Espacio Fundación Telefónica presents the artist’s first important solo exhibition in Spain. By means of 7 large installations, this exhibition immerses the viewer in a journey through different landscapes that transport us from a view of clean abstract lines and a fascination provoked by majestic computer-generated mountains to the disturbing reality of an overexploited natural world.
The presentation has been celebrated at Espacio Fundación Telefónica Madrid on Wednesday, February 10, 2021, with a colloquium between the exhibition’s artist, Joanie Lemercier, and the exhibition’s curator, Juliette Bibasse, accompanied by María Brancós, head of exhibitions at Espacio Fundación Telefónica.
In her first important solo exhibition in Spain, Joanie Lemercier (Rennes, 1982) immerses the viewer in a journey through different landscapes that transport us from a view of clean abstract lines and a fascination provoked by majestic computer-generated mountains to the disturbing reality of an overexploited natural world.
By means of 7 large installations, this exhibition, commissioned by Juliette Bibasse, addresses the importance of nature in the artist’s life and artistic career and reflects on the representation of the natural environment through technology.
Pioneer in the artistic use of videomapping and co-founder of the AntiVJ collective in 2008, Lemercier’s work focuses on creating pieces that use projected light to generate experiences that alter our visual perception. Using computer programming and the manipulation of equipment, Lemercier manages to turn the projectors into a source of light capable of transforming the appearance of objects and making us question our understanding of reality.
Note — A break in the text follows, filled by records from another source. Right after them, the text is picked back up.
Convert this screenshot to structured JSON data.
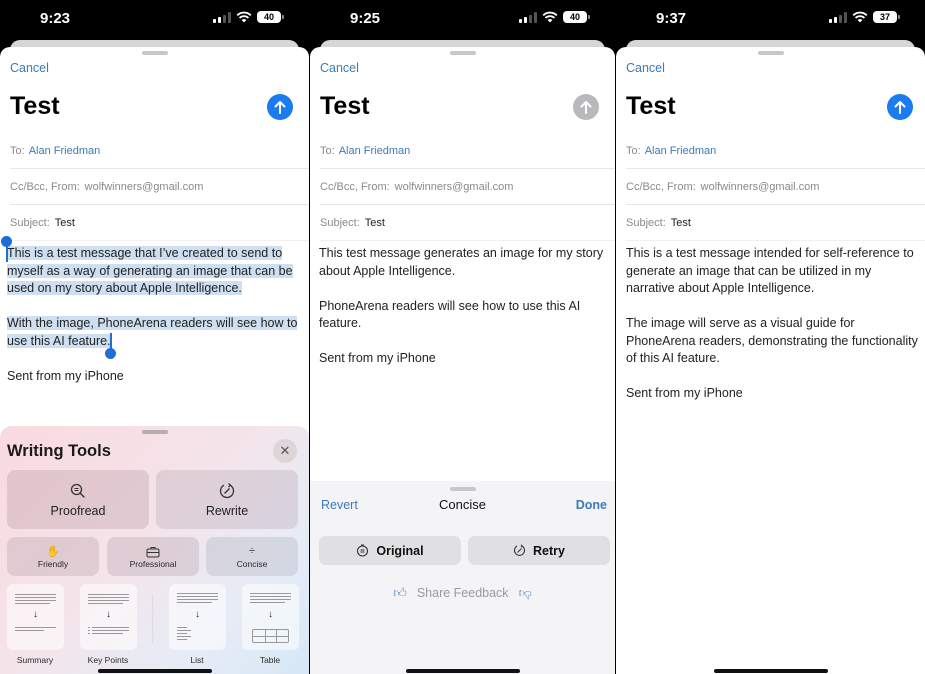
{
  "colors": {
    "accent_blue": "#3d7ab8",
    "send_blue": "#1a7cf0",
    "send_disabled": "#b9b9bc",
    "selection": "#cddff0"
  },
  "icons": {
    "send": "arrow-up-icon",
    "close": "close-icon",
    "proofread": "magnifier-icon",
    "rewrite": "rewrite-icon",
    "friendly": "hand-wave-icon",
    "professional": "briefcase-icon",
    "concise": "divide-icon",
    "thumbs_up": "thumbs-up-icon",
    "thumbs_down": "thumbs-down-icon"
  },
  "phones": [
    {
      "status": {
        "time": "9:23",
        "battery": "40"
      },
      "compose": {
        "cancel": "Cancel",
        "title": "Test",
        "to_label": "To:",
        "to_value": "Alan Friedman",
        "cc_label": "Cc/Bcc, From:",
        "cc_value": "wolfwinners@gmail.com",
        "subject_label": "Subject:",
        "subject_value": "Test",
        "body": [
          "This is a test message that I’ve created to send to myself as a way of generating an image that can be used on my story about Apple Intelligence.",
          "With the image, PhoneArena readers will see how to use this AI feature.",
          "Sent from my iPhone"
        ]
      },
      "writing_tools": {
        "title": "Writing Tools",
        "close": "✕",
        "proofread": "Proofread",
        "rewrite": "Rewrite",
        "friendly": "Friendly",
        "professional": "Professional",
        "concise": "Concise",
        "summary": "Summary",
        "key_points": "Key Points",
        "list": "List",
        "table": "Table"
      }
    },
    {
      "status": {
        "time": "9:25",
        "battery": "40"
      },
      "compose": {
        "cancel": "Cancel",
        "title": "Test",
        "to_label": "To:",
        "to_value": "Alan Friedman",
        "cc_label": "Cc/Bcc, From:",
        "cc_value": "wolfwinners@gmail.com",
        "subject_label": "Subject:",
        "subject_value": "Test",
        "body": [
          "This test message generates an image for my story about Apple Intelligence.",
          "PhoneArena readers will see how to use this AI feature.",
          "Sent from my iPhone"
        ]
      },
      "rewrite_sheet": {
        "revert": "Revert",
        "title": "Concise",
        "done": "Done",
        "original": "Original",
        "retry": "Retry",
        "feedback": "Share Feedback"
      }
    },
    {
      "status": {
        "time": "9:37",
        "battery": "37"
      },
      "compose": {
        "cancel": "Cancel",
        "title": "Test",
        "to_label": "To:",
        "to_value": "Alan Friedman",
        "cc_label": "Cc/Bcc, From:",
        "cc_value": "wolfwinners@gmail.com",
        "subject_label": "Subject:",
        "subject_value": "Test",
        "body": [
          "This is a test message intended for self-reference to generate an image that can be utilized in my narrative about Apple Intelligence.",
          "The image will serve as a visual guide for PhoneArena readers, demonstrating the functionality of this AI feature.",
          "Sent from my iPhone"
        ]
      }
    }
  ]
}
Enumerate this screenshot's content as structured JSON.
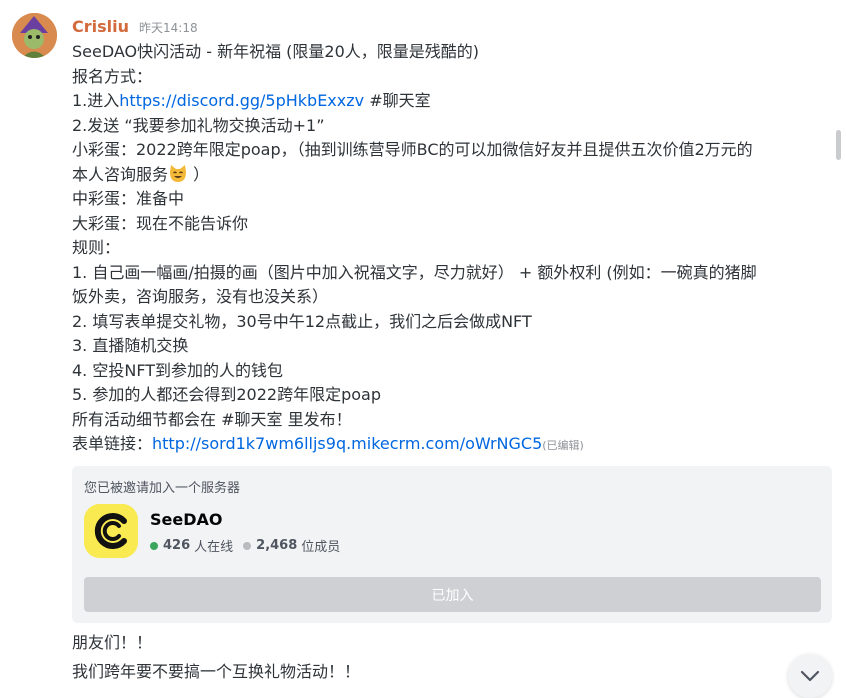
{
  "message": {
    "username": "Crisliu",
    "timestamp": "昨天14:18",
    "title": "SeeDAO快闪活动 - 新年祝福 (限量20人，限量是残酷的)",
    "signup_heading": "报名方式：",
    "step1_prefix": "1.进入",
    "step1_link": "https://discord.gg/5pHkbExxzv",
    "step1_suffix": " #聊天室",
    "step2": "2.发送 “我要参加礼物交换活动+1”",
    "small_egg_line1": "小彩蛋：2022跨年限定poap，（抽到训练营导师BC的可以加微信好友并且提供五次价值2万元的",
    "small_egg_line2_pre": "本人咨询服务",
    "small_egg_line2_post": " ）",
    "medium_egg": "中彩蛋：准备中",
    "big_egg": "大彩蛋：现在不能告诉你",
    "rules_heading": "规则：",
    "rule1_line1": "1. 自己画一幅画/拍摄的画（图片中加入祝福文字，尽力就好） + 额外权利 (例如：一碗真的猪脚",
    "rule1_line2": "饭外卖，咨询服务，没有也没关系）",
    "rule2": "2. 填写表单提交礼物，30号中午12点截止，我们之后会做成NFT",
    "rule3": "3. 直播随机交换",
    "rule4": "4. 空投NFT到参加的人的钱包",
    "rule5": "5. 参加的人都还会得到2022跨年限定poap",
    "details": "所有活动细节都会在 #聊天室 里发布！",
    "form_prefix": " 表单链接：",
    "form_link": "http://sord1k7wm6lljs9q.mikecrm.com/oWrNGC5",
    "edited_label": "(已编辑)",
    "emoji_icon": "cat-smile-emoji"
  },
  "invite": {
    "title": "您已被邀请加入一个服务器",
    "server_name": "SeeDAO",
    "online_count": "426",
    "online_label": "人在线",
    "member_count": "2,468",
    "member_label": "位成员",
    "button_label": "已加入"
  },
  "followups": [
    "朋友们！！",
    "我们跨年要不要搞一个互换礼物活动！！"
  ],
  "colors": {
    "username": "#d26a3c",
    "link": "#0067e0",
    "online": "#3ba55d",
    "server_icon_bg": "#f8ea50"
  }
}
In contrast to the fascination generated by the digitally “manufactured” environments of the first part of the exhibition presented in Madrid, the second part of the exhibition reveals the reality of a nature full of scars caused by human overexploitation. Fascinating immersive installations of algorithmically generated landscapes, evocative volcanoes and imaginary geographies born of human-machine collaboration give way to the overwhelming image of destruction of one of Europe’s largest and most polluting coal mines. Through colossal images captured by drone, Lemercier abandons fiction to confront us with the urgency of safeguarding our environment.
Among the 7 exhibits, three of them are new creations: Edges, where the artist explores a dehumanised technological landscape; The Hambach forest and the technological sublime, exhibit in which Lemercier shows the deforestation of one of Europe’s oldest forests and Desirable futures, a space for meditation and contemplation where the artist invites visitors to reflect on the present and imagine possible futures.
Among the other 4, we find the works Eyjafjallajökull and Fuji dedicated to the volcano series. The first is inspired by the famous Icelandic volcano that wreaked enormous havoc on air traffic in northern and western Europe in the spring of 2010 and the second is composed of a large-scale hand-drawn landscape depicting Mount Fuji augmented by a layer of projected light. In addition, it will also be possible to see Montagne, Cent quatorze mille pollygones, a piece that represents a large valley surrounded by mountains but where what the visitor actually sees is just a grid distorted by an algorithm and, Paysages possibles, a plotter acting as an extension of the artist’s hand which draws, each time, a unique universe of mountains.
Joanie Lemercier’s works have been exhibited at the China Museum of Digital Art in Beijing (China), Art Basel Miami (United States), the Mutek festival (Mexico) and the Sundance Film Festival (United States), among other places.
The exhibition ‘Joanie Lemercier. Landscapes of light’ can be visited for free from February 11 to September 26, 2021.
Photo: Joanie Lemercier. MONTAGNE, CENT QUATORZE MILLE POLYGONES ©StudioJoanieLemercier